COVID-19 has forced people into considering holiday options closer to home, and that’s no bad thing. It’s been 11 years since Paul and I backpacked through Vietnam and felt we’d “done” the country. Of course, we hadn’t, but holidays since have still focused on overseas destinations, with return trips to Hoi An and a few other weekend beach spots thrown in.
The ban on overseas travel – or at least the fact that we can’t get back into Vietnam if we leave – has limited holiday plans. This has given us a bit more disposable income with which to enjoy Hanoi but also the time to spend elsewhere in the country. So when a friend asked if I fancied a trip to Ba Be Lake, the answer was “why not”.
Many years ago I travelled to Bac Kan province, where Ba Be Lake is located, for a project with SNV Netherlands Development Organisation. The scope of work was to evaluate opportunities for local farmers to commercialise their production of corn, chickens, pork, ginger and bananas. It was a fascinating trip, with plenty of opportunities for sightseeing from a car window, but I didn’t make it to the lake.
It was about time for a return visit.
I usually like a self-organised holiday – I’m not one for packages or guided tours – but with only a few days and unsure what would be open due to COVID, we opted for a 3-day trip with Mr Linh’s Adventures.
Day 1 started with an early pick-up from home. As expected, we were the only two on the trip, so had the minibus and guide to ourselves. The drive to Ba Be Lake took around 4.5 hours, initially along the highway but then through smaller towns and villages, some surprisingly well manicured.
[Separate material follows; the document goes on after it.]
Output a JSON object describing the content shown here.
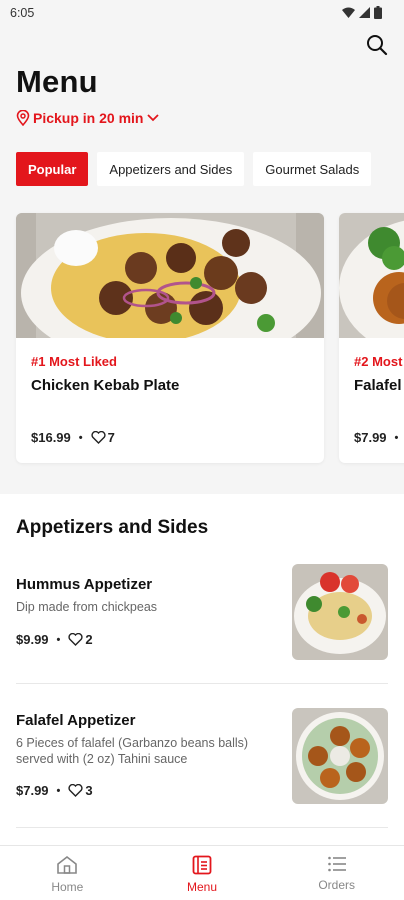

The village where Mr Linh’s Homestay is located – tours were an excellent brand extension – is a Tay village: Tay is one of the 54 ethnic groups in Vietnam. We had a short walk from the minibus to the homestay, past the new – and no doubt currently unoccupied – Ba Be Bungalows, which we both glanced at wistfully. Fortunately the homestay wasn’t too much of a letdown: clean and comfortable with views over the lake.
After a very tasty family-style lunch, we were dragged back to the bus and out to a cave and waterfall. Neither are on my “like to visit” list, so it was a bit of a drag, though to be fair the cave had its merits: well, it was big with some impressive formations.
Upon return, we quickly secured a spot on sofas overlooking the lake and grabbed a couple of Saigon beers to enjoy with our Kindles. Dinner was as tasty as lunch – bamboo fish excepted – and accompanied by the obligatory rice wine shot with the man of the house: Mr Linh’s father. Thankfully just the one, or we might not have had the brains for a couple of games of Bananagrams.
Unfortunately the other guests – a group from Ho Chi Minh City – were a noisy crew with an early start, so my sleep wasn’t as long or peaceful as expected, but the shots of Vietnamese cafe sua at breakfast helped me wake up. The carb heavy pancakes maybe had the opposite effect, but provided fuel for the rest of the day.
Day 2 was trekking day. Roughly 15km, though various devices gave various measures. The wet weather made for some slippery spots and there was a fair bit of clambering up and down mountains through the jungle, but it was enjoyable in a sense of achievement way and the weather dried up sufficiently for some fantastically moody shots across incredible valley views. We walked through H’mong villages, stopping in one for a picnic lunch and photos with the locals before the final 5km, mostly flat, trek to our homestay. All the while we were accompanied by a very cute dog who seemed to be leading our guide, rather than the other way around.
Alongside the views, a highlight of the day was Louise jumping across a river into deep mud to avoid walking across a less than stable bridge. Video upon request.
Kayaking was on offer back at the homestay, but we opted for a beer and a book instead. Gotta pace yourself.
The final day started much as the first, including the inconsiderate early morning wake up call from other guests, who had arrived late and unexpectedly the night before.
After another coffee and pancake breakfast, off we set on a relaxed morning boat trip around the lake; the largest in Vietnam. The scenery of jungle clad karst rocks lining the lake was beautiful, but a bluer sky would have made for more Instagramable photos!
After a final tasty lunch at the homestay, back we drove to Hanoi, a few hairy overtaking maneuvers wrapping up our holiday.
The trip juxtaposed nicely with the few days at a beach resort in Cam Rang that I planned to enjoy at the start of my week off. From luxury beachside resort, swilling bubbles and gorging on eggs benedict and risotto, to shared bathroom homestay downing Bia Saigon and sharing platters of stir fried morsels.
Definitely a trip I’d recommend, but be prepared for noisy neighbours!